◆ **What to do**: Your answer must be an exact copy of the records below, minus the pictures.

◆ **Data to process**:
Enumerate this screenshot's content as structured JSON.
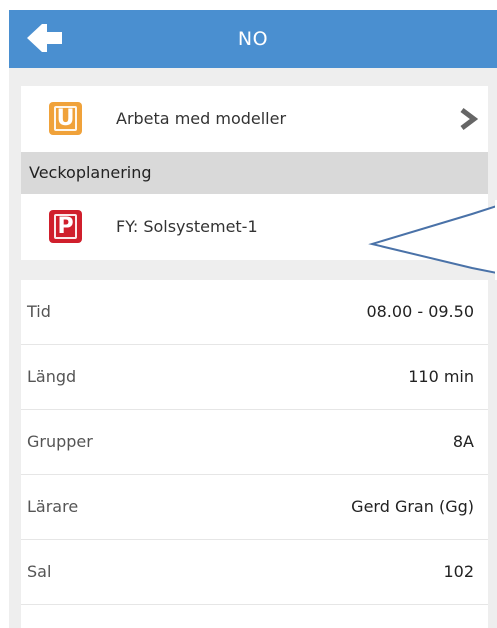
{
  "header": {
    "title": "NO",
    "back_icon": "arrow-left-icon",
    "background": "#4a8fd0"
  },
  "links": [
    {
      "label": "Arbeta med modeller",
      "icon_letter": "U",
      "icon_color": "#f0a23a",
      "icon": "orange-document-icon"
    },
    {
      "label": "FY: Solsystemet-1",
      "icon_letter": "P",
      "icon_color": "#d01f2c",
      "icon": "red-document-icon"
    }
  ],
  "section": {
    "title": "Veckoplanering"
  },
  "details": [
    {
      "label": "Tid",
      "value": "08.00 - 09.50"
    },
    {
      "label": "Längd",
      "value": "110 min"
    },
    {
      "label": "Grupper",
      "value": "8A"
    },
    {
      "label": "Lärare",
      "value": "Gerd Gran (Gg)"
    },
    {
      "label": "Sal",
      "value": "102"
    }
  ]
}
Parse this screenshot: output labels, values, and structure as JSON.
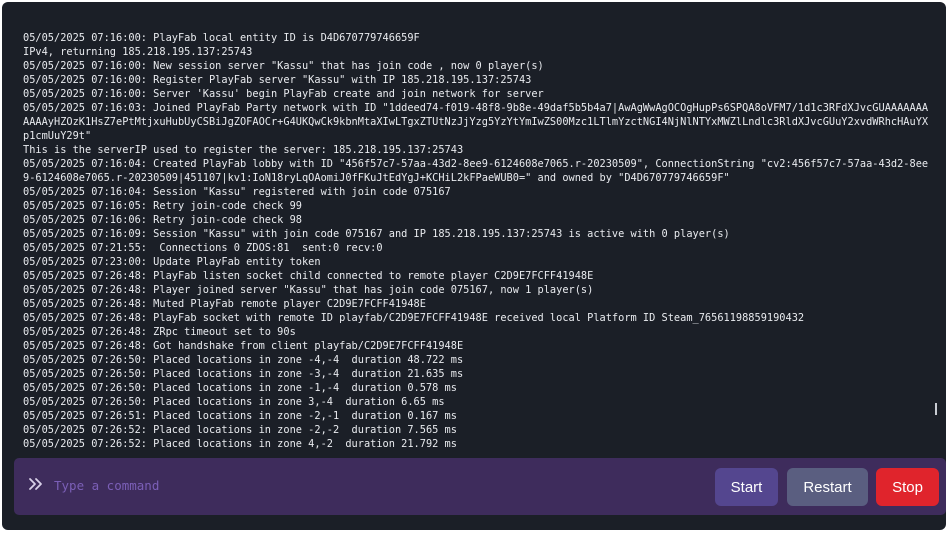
{
  "console": {
    "lines": [
      "05/05/2025 07:16:00: PlayFab local entity ID is D4D670779746659F",
      "IPv4, returning 185.218.195.137:25743",
      "05/05/2025 07:16:00: New session server \"Kassu\" that has join code , now 0 player(s)",
      "05/05/2025 07:16:00: Register PlayFab server \"Kassu\" with IP 185.218.195.137:25743",
      "05/05/2025 07:16:00: Server 'Kassu' begin PlayFab create and join network for server",
      "05/05/2025 07:16:03: Joined PlayFab Party network with ID \"1ddeed74-f019-48f8-9b8e-49daf5b5b4a7|AwAgWwAgOCOgHupPs6SPQA8oVFM7/1d1c3RFdXJvcGUAAAAAAAAAAAyHZOzK1HsZ7ePtMtjxuHubUyCSBiJgZOFAOCr+G4UKQwCk9kbnMtaXIwLTgxZTUtNzJjYzg5YzYtYmIwZS00Mzc1LTlmYzctNGI4NjNlNTYxMWZlLndlc3RldXJvcGUuY2xvdWRhcHAuYXp1cmUuY29t\"",
      "This is the serverIP used to register the server: 185.218.195.137:25743",
      "05/05/2025 07:16:04: Created PlayFab lobby with ID \"456f57c7-57aa-43d2-8ee9-6124608e7065.r-20230509\", ConnectionString \"cv2:456f57c7-57aa-43d2-8ee9-6124608e7065.r-20230509|451107|kv1:IoN18ryLqOAomiJ0fFKuJtEdYgJ+KCHiL2kFPaeWUB0=\" and owned by \"D4D670779746659F\"",
      "05/05/2025 07:16:04: Session \"Kassu\" registered with join code 075167",
      "05/05/2025 07:16:05: Retry join-code check 99",
      "05/05/2025 07:16:06: Retry join-code check 98",
      "05/05/2025 07:16:09: Session \"Kassu\" with join code 075167 and IP 185.218.195.137:25743 is active with 0 player(s)",
      "05/05/2025 07:21:55:  Connections 0 ZDOS:81  sent:0 recv:0",
      "05/05/2025 07:23:00: Update PlayFab entity token",
      "05/05/2025 07:26:48: PlayFab listen socket child connected to remote player C2D9E7FCFF41948E",
      "05/05/2025 07:26:48: Player joined server \"Kassu\" that has join code 075167, now 1 player(s)",
      "05/05/2025 07:26:48: Muted PlayFab remote player C2D9E7FCFF41948E",
      "05/05/2025 07:26:48: PlayFab socket with remote ID playfab/C2D9E7FCFF41948E received local Platform ID Steam_76561198859190432",
      "05/05/2025 07:26:48: ZRpc timeout set to 90s",
      "05/05/2025 07:26:48: Got handshake from client playfab/C2D9E7FCFF41948E",
      "05/05/2025 07:26:50: Placed locations in zone -4,-4  duration 48.722 ms",
      "05/05/2025 07:26:50: Placed locations in zone -3,-4  duration 21.635 ms",
      "05/05/2025 07:26:50: Placed locations in zone -1,-4  duration 0.578 ms",
      "05/05/2025 07:26:50: Placed locations in zone 3,-4  duration 6.65 ms",
      "05/05/2025 07:26:51: Placed locations in zone -2,-1  duration 0.167 ms",
      "05/05/2025 07:26:52: Placed locations in zone -2,-2  duration 7.565 ms",
      "05/05/2025 07:26:52: Placed locations in zone 4,-2  duration 21.792 ms"
    ]
  },
  "command": {
    "prompt_icon": "double-chevron-right-icon",
    "placeholder": "Type a command",
    "value": ""
  },
  "buttons": {
    "start": "Start",
    "restart": "Restart",
    "stop": "Stop"
  },
  "colors": {
    "background": "#1b1f27",
    "command_bar": "#3e2c5c",
    "start": "#54468f",
    "restart": "#5a5e80",
    "stop": "#e0242c"
  }
}
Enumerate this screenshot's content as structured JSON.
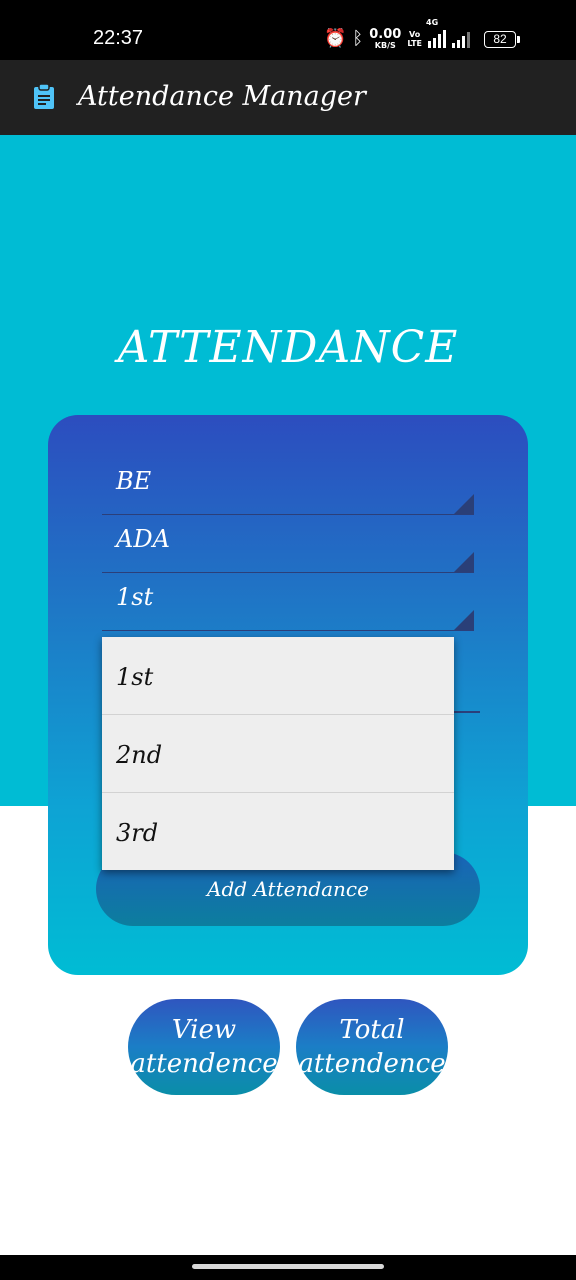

◆ **Response**:
Enumerate this screenshot's content as structured JSON.
{
  "header": {
    "title": "NO",
    "back_icon": "arrow-left-icon",
    "background": "#4a8fd0"
  },
  "links": [
    {
      "label": "Arbeta med modeller",
      "icon_letter": "U",
      "icon_color": "#f0a23a",
      "icon": "orange-document-icon"
    },
    {
      "label": "FY: Solsystemet-1",
      "icon_letter": "P",
      "icon_color": "#d01f2c",
      "icon": "red-document-icon"
    }
  ],
  "section": {
    "title": "Veckoplanering"
  },
  "details": [
    {
      "label": "Tid",
      "value": "08.00 - 09.50"
    },
    {
      "label": "Längd",
      "value": "110 min"
    },
    {
      "label": "Grupper",
      "value": "8A"
    },
    {
      "label": "Lärare",
      "value": "Gerd Gran (Gg)"
    },
    {
      "label": "Sal",
      "value": "102"
    }
  ]
}
Parse this screenshot: output labels, values, and structure as JSON.
{
  "console": {
    "lines": [
      "05/05/2025 07:16:00: PlayFab local entity ID is D4D670779746659F",
      "IPv4, returning 185.218.195.137:25743",
      "05/05/2025 07:16:00: New session server \"Kassu\" that has join code , now 0 player(s)",
      "05/05/2025 07:16:00: Register PlayFab server \"Kassu\" with IP 185.218.195.137:25743",
      "05/05/2025 07:16:00: Server 'Kassu' begin PlayFab create and join network for server",
      "05/05/2025 07:16:03: Joined PlayFab Party network with ID \"1ddeed74-f019-48f8-9b8e-49daf5b5b4a7|AwAgWwAgOCOgHupPs6SPQA8oVFM7/1d1c3RFdXJvcGUAAAAAAAAAAAyHZOzK1HsZ7ePtMtjxuHubUyCSBiJgZOFAOCr+G4UKQwCk9kbnMtaXIwLTgxZTUtNzJjYzg5YzYtYmIwZS00Mzc1LTlmYzctNGI4NjNlNTYxMWZlLndlc3RldXJvcGUuY2xvdWRhcHAuYXp1cmUuY29t\"",
      "This is the serverIP used to register the server: 185.218.195.137:25743",
      "05/05/2025 07:16:04: Created PlayFab lobby with ID \"456f57c7-57aa-43d2-8ee9-6124608e7065.r-20230509\", ConnectionString \"cv2:456f57c7-57aa-43d2-8ee9-6124608e7065.r-20230509|451107|kv1:IoN18ryLqOAomiJ0fFKuJtEdYgJ+KCHiL2kFPaeWUB0=\" and owned by \"D4D670779746659F\"",
      "05/05/2025 07:16:04: Session \"Kassu\" registered with join code 075167",
      "05/05/2025 07:16:05: Retry join-code check 99",
      "05/05/2025 07:16:06: Retry join-code check 98",
      "05/05/2025 07:16:09: Session \"Kassu\" with join code 075167 and IP 185.218.195.137:25743 is active with 0 player(s)",
      "05/05/2025 07:21:55:  Connections 0 ZDOS:81  sent:0 recv:0",
      "05/05/2025 07:23:00: Update PlayFab entity token",
      "05/05/2025 07:26:48: PlayFab listen socket child connected to remote player C2D9E7FCFF41948E",
      "05/05/2025 07:26:48: Player joined server \"Kassu\" that has join code 075167, now 1 player(s)",
      "05/05/2025 07:26:48: Muted PlayFab remote player C2D9E7FCFF41948E",
      "05/05/2025 07:26:48: PlayFab socket with remote ID playfab/C2D9E7FCFF41948E received local Platform ID Steam_76561198859190432",
      "05/05/2025 07:26:48: ZRpc timeout set to 90s",
      "05/05/2025 07:26:48: Got handshake from client playfab/C2D9E7FCFF41948E",
      "05/05/2025 07:26:50: Placed locations in zone -4,-4  duration 48.722 ms",
      "05/05/2025 07:26:50: Placed locations in zone -3,-4  duration 21.635 ms",
      "05/05/2025 07:26:50: Placed locations in zone -1,-4  duration 0.578 ms",
      "05/05/2025 07:26:50: Placed locations in zone 3,-4  duration 6.65 ms",
      "05/05/2025 07:26:51: Placed locations in zone -2,-1  duration 0.167 ms",
      "05/05/2025 07:26:52: Placed locations in zone -2,-2  duration 7.565 ms",
      "05/05/2025 07:26:52: Placed locations in zone 4,-2  duration 21.792 ms"
    ]
  },
  "command": {
    "prompt_icon": "double-chevron-right-icon",
    "placeholder": "Type a command",
    "value": ""
  },
  "buttons": {
    "start": "Start",
    "restart": "Restart",
    "stop": "Stop"
  },
  "colors": {
    "background": "#1b1f27",
    "command_bar": "#3e2c5c",
    "start": "#54468f",
    "restart": "#5a5e80",
    "stop": "#e0242c"
  }
}
Enumerate this screenshot's content as structured JSON.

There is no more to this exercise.